Championship windows come and go sooner than we realize. Young stars with potential may end up elsewhere. Current role players may decline. Internal growth may never occur. Denver has the rare opportunity of having a consensus top 20 player in their age-23 season next year on a five-year contract. That’s the window, and if Denver can’t make something happen before that window is up, they must be prepared for Jokic to leave. Many young stars do.

Because of that, Denver has to be aggressive. Eventually, they will be faced with some decisions that they’d rather not make. Harris may need to be traded. Porter may need to be traded before his potential is realized. Denver may have to sign a player to a larger contract than they would normally receive. If they choose to play it safe, they will likely lose. The right situation will come, and when it does, the Nuggets must be ready to take it.

One of the above 20 players may just be that guy in 2019.

Poll

Should Denver decline Paul Millsap’s team option in 2019 if they could get one of the starters or stars on this list?

This poll is closed
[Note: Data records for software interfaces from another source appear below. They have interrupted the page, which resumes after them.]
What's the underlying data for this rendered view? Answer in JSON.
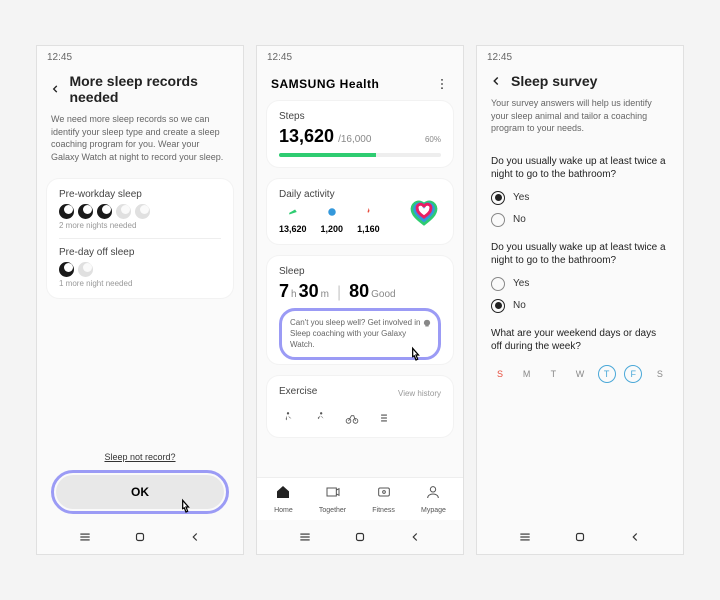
{
  "time": "12:45",
  "screen1": {
    "title": "More sleep records needed",
    "desc": "We need more sleep records so we can identify your sleep type and create a sleep coaching program for you. Wear your Galaxy Watch at night to record your sleep.",
    "pre_workday": "Pre-workday sleep",
    "pre_workday_sub": "2 more nights needed",
    "pre_dayoff": "Pre-day off sleep",
    "pre_dayoff_sub": "1 more night needed",
    "link": "Sleep not record?",
    "ok": "OK"
  },
  "screen2": {
    "brand": "SAMSUNG Health",
    "steps_lbl": "Steps",
    "steps_val": "13,620",
    "steps_goal": "/16,000",
    "steps_pct": "60%",
    "daily_lbl": "Daily activity",
    "act1": "13,620",
    "act2": "1,200",
    "act3": "1,160",
    "sleep_lbl": "Sleep",
    "sleep_h": "7",
    "sleep_h_u": "h",
    "sleep_m": "30",
    "sleep_m_u": "m",
    "sleep_score": "80",
    "sleep_q": "Good",
    "coach": "Can't you sleep well? Get involved in Sleep coaching with your Galaxy Watch.",
    "exercise_lbl": "Exercise",
    "view_history": "View history",
    "tabs": {
      "home": "Home",
      "together": "Together",
      "fitness": "Fitness",
      "mypage": "Mypage"
    }
  },
  "screen3": {
    "title": "Sleep survey",
    "desc": "Your survey answers will help us identify your sleep animal and tailor a coaching program to your needs.",
    "q1": "Do you usually wake up at least twice a night to go to the bathroom?",
    "yes": "Yes",
    "no": "No",
    "q2": "Do you usually wake up at least twice a night to go to the bathroom?",
    "q3": "What are your weekend days or days off during the week?",
    "days": [
      "S",
      "M",
      "T",
      "W",
      "T",
      "F",
      "S"
    ]
  }
}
  • 35%
    Yes for a star, Yes for a starter
    (223 votes)
  • 40%
    Yes for a star, No for a starter
    (256 votes)
  • 0%
    They should get someone who’s not on the list
    (6 votes)
  • 10%
    They should just keep Millsap
    (64 votes)
  • 13%
    They should decline his option regardless
    (84 votes)
633 votes total Vote Now